Cover whole potatoes, with their skins on, with cold water in a pot. Place pot over low heat for about an hour, or until the potato is fork tender. When the potatoes are tender, drain water and peel the skins with a paring knife, then rice (or mash) the potatoes. Melt the butter along with the cream, then add to the freshly riced potatoes. Adjust the seasoning with salt and white pepper.
For the Spinach
In a small pot over medium-high heat, brown the garlic in the olive oil. Add the spinach and gently stir until the leaves are tender. Adjust the seasoning with salt and pepper.
Assemble each dish by placing half of the wilted spinach on top of a serving of mashed potatoes. Top with one of the chicken breasts, then spoon some of the warm pan juices over the chicken. Serve immediately.
Warm Mushroom Soup with Roasted Garlic and Thyme
6 portobello mushroom caps with gills left in
1 yellow onion
1/4 cup garlic, roasted
1 cup white wine
2 quarts water
1 cup heavy cream
Salt and pepper, to taste
Fresh thyme, for garnish
Slice the mushrooms and onion, then place in a large sauce pot with the roasted garlic and white wine.
Slowly sweat vegetables over medium heat until they release their liquids, lowering the heat if necessary, about 15 minutes. Add water and simmer for about 30 minutes. Turn off heat and add the heavy cream. Purée with an immersion blender until smooth, then season with salt and pepper, to taste.
Ladle the soup into a bowl and garnish with fresh thyme.
Port Wine-Braised Short Ribs
Chef Moffett serves these ribs with roasted root vegetables, such as carrots or turnips, and a microgreens garnish that adds a fresh, lighter element to the dish.
3 pounds boneless beef short ribs
3 tablespoons vegetable oil
2 carrots, peeled and sliced
1 onion, peeled and sliced
3 ribs of celery, sliced
4 ounces tomato paste
1 cup red wine
4 ounces port wine
1 quart chicken stock
1 quart veal stock
Fresh thyme, bay leaves, and parsley stems
1 tablespoon cold butter
Heat oven to 350°.
Generously season the beef with salt and pepper and sear in a hot Dutch oven with vegetable oil. When the meat is nicely browned, pull it from the pot and set aside. Caramelize the vegetables, then return the meat to the pot. Add the tomato paste and stir until it starts to brown, then deglaze with the wines. Reduce the wine to a syrup, then add the stock and herbs.
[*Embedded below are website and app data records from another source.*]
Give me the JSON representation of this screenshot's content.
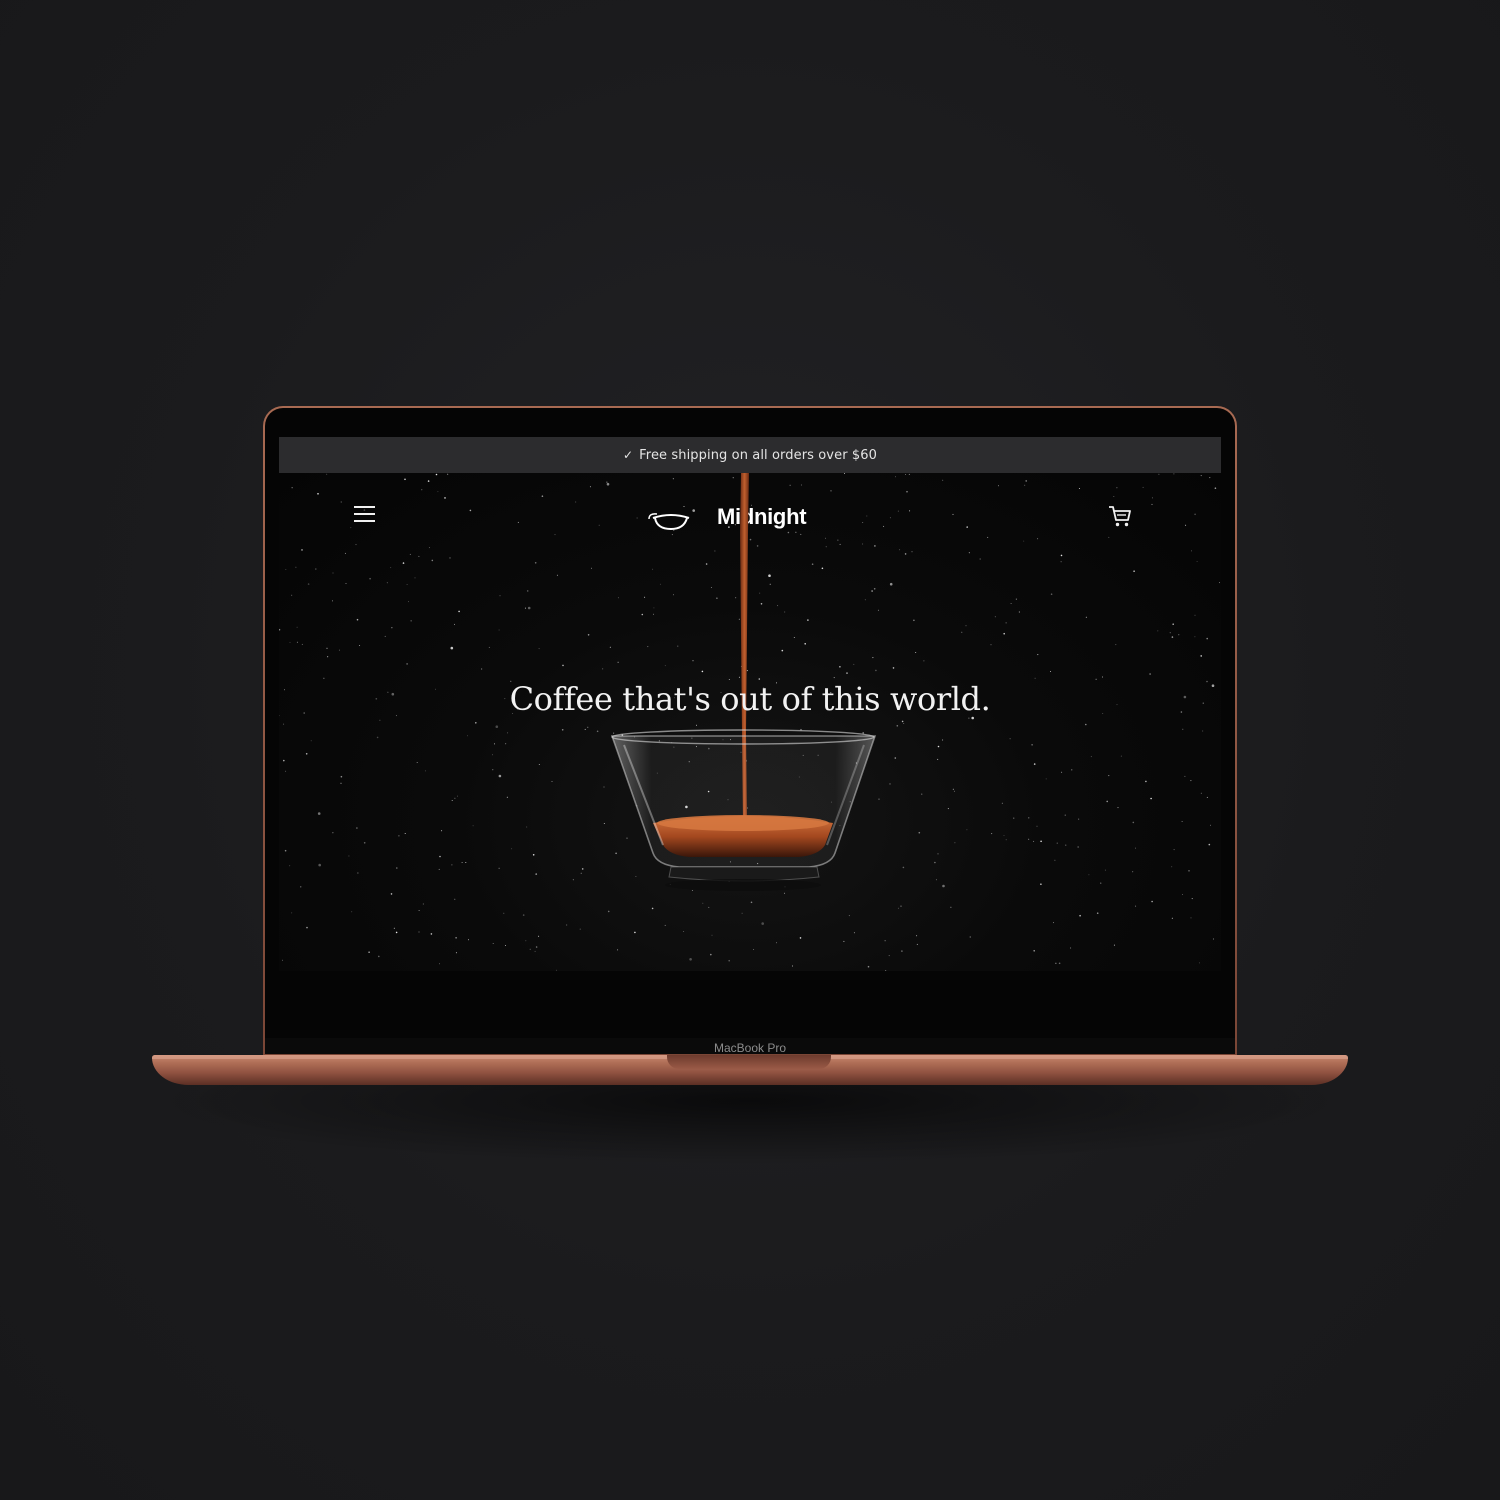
{
  "announcement": {
    "icon": "check-icon",
    "text": "Free shipping on all orders over $60"
  },
  "header": {
    "menu_icon": "hamburger-menu-icon",
    "logo_text": "Midnight",
    "logo_icon": "moon-cup-logo-icon",
    "cart_icon": "cart-icon"
  },
  "hero": {
    "headline": "Coffee that's out of this world.",
    "image": "espresso-pouring-into-glass-cup"
  },
  "device": {
    "label": "MacBook Pro",
    "color": "#a8684f"
  },
  "colors": {
    "page_background": "#1b1b1d",
    "announcement_bar": "#2c2c2e",
    "coffee": "#b4562a",
    "text": "#f2f2f2"
  }
}
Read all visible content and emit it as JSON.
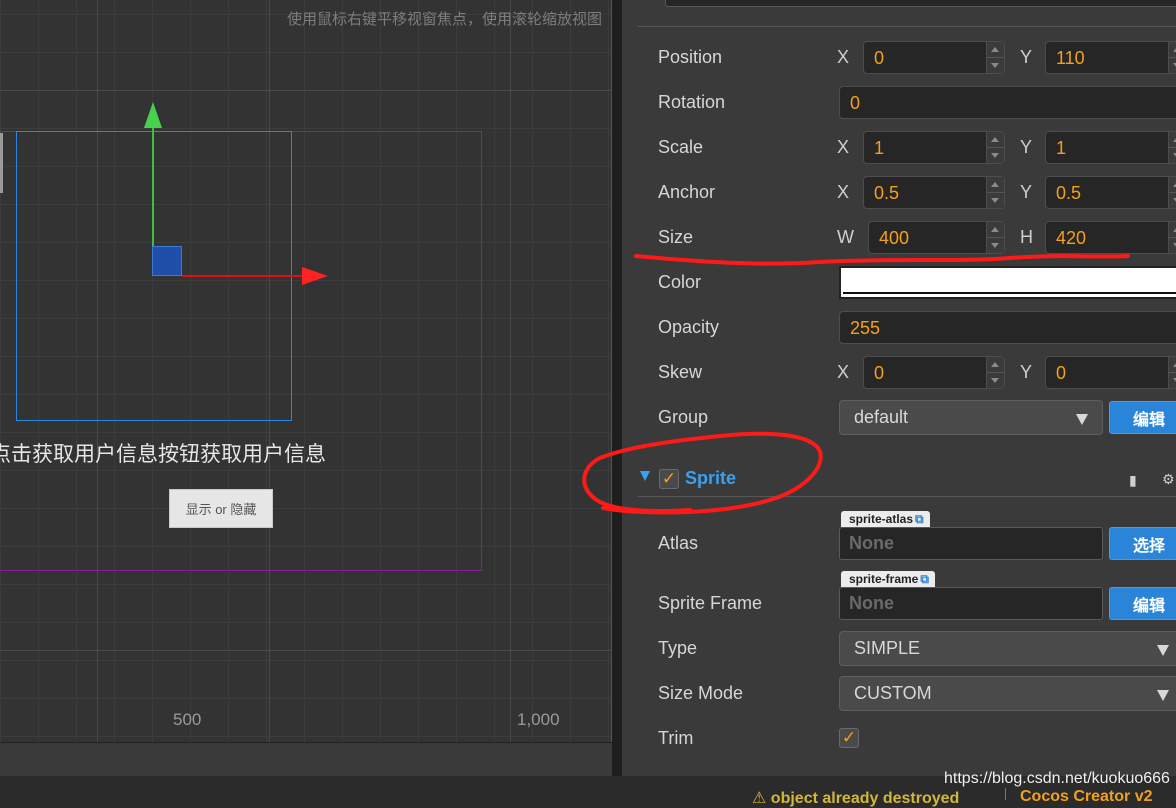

Bring to a simmer, cover, then place in oven for three hours or until the meat is fork tender.
When the beef is tender, gently remove the meat from the pot and set aside. Strain the braising liquid and skim the fat off the top. Reduce the stock until it reaches a sauce-like consistency. Finish the sauce by whisking in a tablespoon of cold butter.